A new study on Dental Service Organizations (DSOs) suggests that stories of potential patient abuse and Medicaid fraud aren’t the only headlines DSOs offer. After an in-depth review of state reimbursement claims, economist Arthur Laffer found DSOs, companies that provide non-dental administrative and other support services to dentists or groups of dentists, are not only providing critical services to an underserved patient base including many children on Medicaid receiving first-time dental care access, but that DSOs are providing more cost-efficient and conservatively administered service than the average Texas dentist.
Does this industry have some “bad apples” deserving strict disciplinary measures, even perhaps criminal prosecution? That would seem the case and investigations of those identified players should continue as an effort to uphold responsible industry performance standards and to instill public confidence. But, this doesn’t mean that DSOs aren’t also offering great opportunity for dental consumers and taxpayers.
While critics have accused DSOs of maximizing profitability by performing, sometimes questionably, high-reimbursement procedures, Laffer’s study of state of Texas claims records found DSO’s rate of procedures performed to be 10 per the average patient while an average non-DSO patient had 12 or more. Similarly, the average DSO per patient charge was $483.89 compared with $711.54 for other types of dental practice patients.
Specific review of Kool Smiles, the largest Medicaid focused DSO in Texas and the nation’s largest Medicaid-focused dental provider, indicated eight procedures per patient and a cost of $345.45, less than half of non-DSO dentists. Interestingly, Kool Smiles has been targeted by the legal industry with claims of patient abuse sometimes blamed on its business model.
The study numbers, however, fail to support excessive procedures being performed. And with reality reminding that typical Kool Smiles patients often enter the practice with significant tooth decay or other issues resulting in poor dental hygiene that comes from lack of dental care access or education, Kool Smiles’ procedure rate indeed qualifies as conservative.
Taking into account that many patients having a lifetime history of little or no dental care, targeting DSOs seems a case of legal opportunism and exploitation at the expense of great public benefit as abusive lawsuits can put some companies out of business and deter others from even entering a particular market.
Another important point. DSOs are offering important access to a previously underserved population, a population whose more costly alternatives are usually taxpayer-funded emergency room visits. And if the DSO model can succeed in this environment, it can also break new ground in providing more affordable dental care options for all of us.
The study states:
Bad actors exist in all segments of all industries including non-DSOs and DSOs. The same that can be said for family dental offices is also true for government agencies, for law firms and for public interest study groups. Given the statistics, though, DSO dentists as a whole are performing better than non-DSO dentists for patients and the taxpayer, and dentists as a whole are serving a far larger segment of the population than ever before. DSOs are good for taxpayers, consistently providing a lower cost per patient for more patients. In sum, DSOs provide a much needed, high quality product at low cost to an underserved market. Rather than being vilified, DSOs should be applauded as a win-win-win solution.

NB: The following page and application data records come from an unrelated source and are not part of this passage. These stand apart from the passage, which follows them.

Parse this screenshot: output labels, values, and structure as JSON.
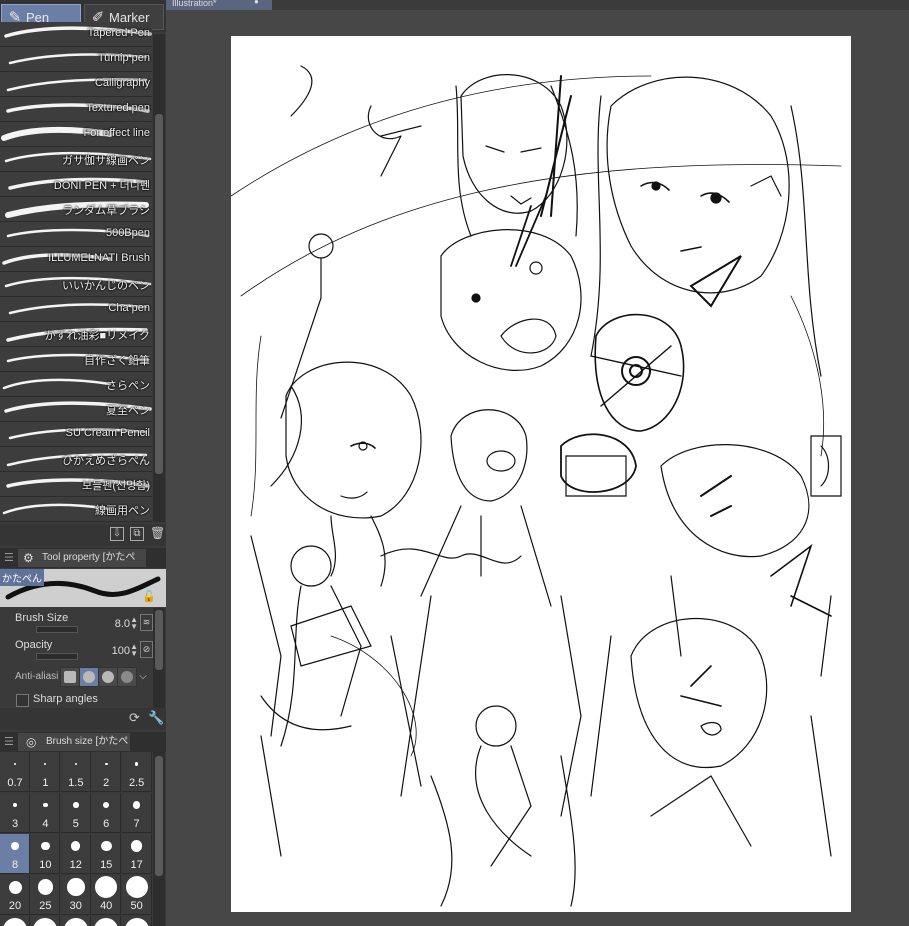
{
  "tool_tabs": [
    {
      "label": "Pen",
      "icon": "pen-icon",
      "active": true
    },
    {
      "label": "Marker",
      "icon": "marker-icon",
      "active": false
    }
  ],
  "brushes": [
    {
      "label": "Tapered Pen"
    },
    {
      "label": "Turnip pen"
    },
    {
      "label": "Calligraphy"
    },
    {
      "label": "Textured pen"
    },
    {
      "label": "For effect line"
    },
    {
      "label": "ガサ伽サ線画ペン"
    },
    {
      "label": "DONI PEN + 더니펜"
    },
    {
      "label": "ランダム草ブラシ"
    },
    {
      "label": "500Bpen"
    },
    {
      "label": "ILLUMELNATI Brush"
    },
    {
      "label": "いいかんじのペン"
    },
    {
      "label": "Cha pen"
    },
    {
      "label": "かすれ油彩■リメイク"
    },
    {
      "label": "自作ざく鉛筆"
    },
    {
      "label": "さらペン"
    },
    {
      "label": "夏至ペン"
    },
    {
      "label": "SU Cream Pencil"
    },
    {
      "label": "ひかえめざらぺん"
    },
    {
      "label": "보들펜(선명함)"
    },
    {
      "label": "線画用ペン"
    },
    {
      "label": "かたぺん",
      "selected": true
    }
  ],
  "tool_property": {
    "title": "Tool property [かたぺん]",
    "preview_label": "かたぺん",
    "brush_size_label": "Brush Size",
    "brush_size_value": "8.0",
    "opacity_label": "Opacity",
    "opacity_value": "100",
    "antialias_label": "Anti-aliasing",
    "antialias_selected": 1,
    "sharp_angles_label": "Sharp angles",
    "sharp_angles_checked": false
  },
  "brush_size_panel": {
    "title": "Brush size [かたぺん]",
    "sizes": [
      "0.7",
      "1",
      "1.5",
      "2",
      "2.5",
      "3",
      "4",
      "5",
      "6",
      "7",
      "8",
      "10",
      "12",
      "15",
      "17",
      "20",
      "25",
      "30",
      "40",
      "50"
    ],
    "selected": "8"
  },
  "document": {
    "tab_title": "Illustration*"
  },
  "colors": {
    "accent": "#6b7ea6",
    "panel_bg": "#3a3a3a",
    "canvas_bg": "#474747",
    "paper": "#ffffff"
  }
}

Additionally, Laffer said the study indicates the DSO model enables the provision of dental services at a lower cost to consumers of all income levels by taking advantage of economies of scale. He concluded, “Competition, new business models, and increased services are good things. As consumers and taxpayers, we should embrace innovation.”

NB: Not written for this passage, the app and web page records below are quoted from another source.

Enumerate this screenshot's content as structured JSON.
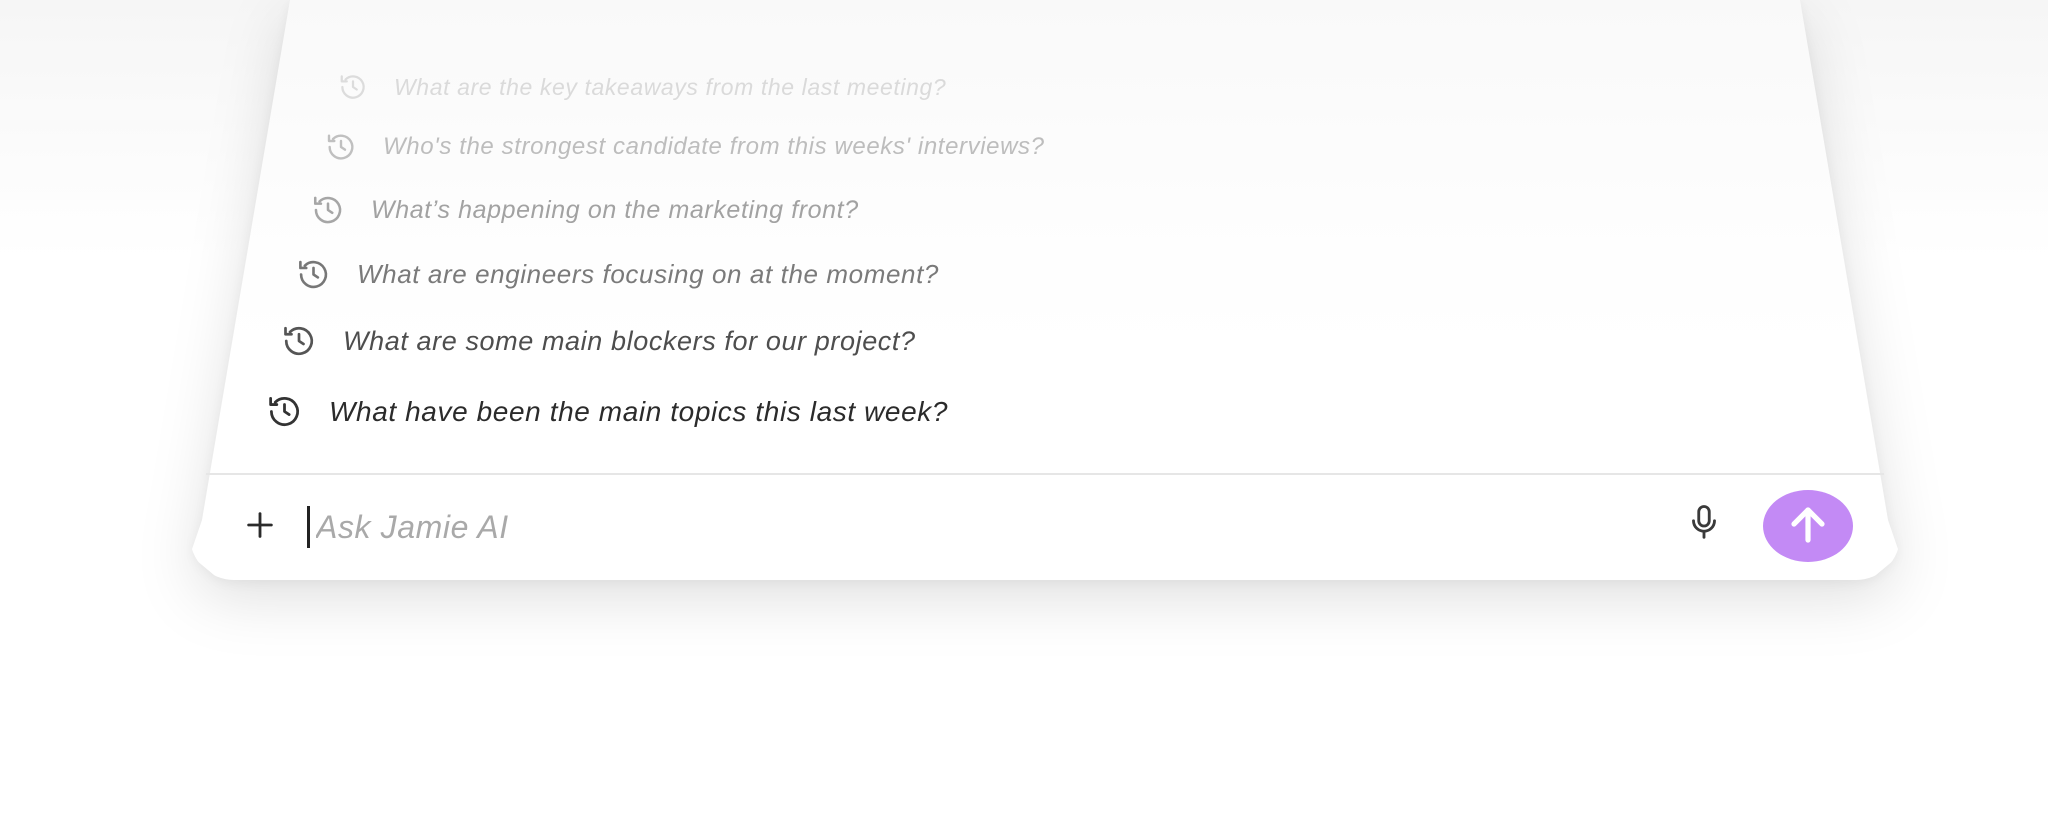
{
  "history": {
    "items": [
      {
        "label": "What are the key takeaways from the last meeting?",
        "icon": "history-icon"
      },
      {
        "label": "Who's the strongest candidate from this weeks' interviews?",
        "icon": "history-icon"
      },
      {
        "label": "What’s happening on the marketing front?",
        "icon": "history-icon"
      },
      {
        "label": "What are engineers focusing on at the moment?",
        "icon": "history-icon"
      },
      {
        "label": "What are some main blockers for our project?",
        "icon": "history-icon"
      },
      {
        "label": "What have been the main topics this last week?",
        "icon": "history-icon"
      }
    ]
  },
  "composer": {
    "placeholder": "Ask Jamie AI",
    "value": "",
    "add_icon": "plus-icon",
    "mic_icon": "microphone-icon",
    "send_icon": "arrow-up-icon"
  },
  "colors": {
    "send_button": "#c38af5",
    "text_primary": "#2b2b2b",
    "placeholder": "#a9a9a9"
  }
}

In a release, Laffer Associates acknowledges the study was sponsored by Kool Smiles and Laffer maintains the independence of the study results and his opinions. Based on publicly available data of 25.9 million Medicaid procedures in Texas in 2011, the study is available at http://www.pacificresearch.org/docLib/20120918_2012.09.19DSOs.pdf.
Lou Ann Anderson is an advocate working to create awareness regarding the Texas probate system and its surrounding culture. She is the Online Producer at www.EstateofDenial.com, a Policy Advisor with Americans for Prosperity – Texas and a Director of Women on the Wall. Lou Ann may be contacted at info@EstateofDenial.com.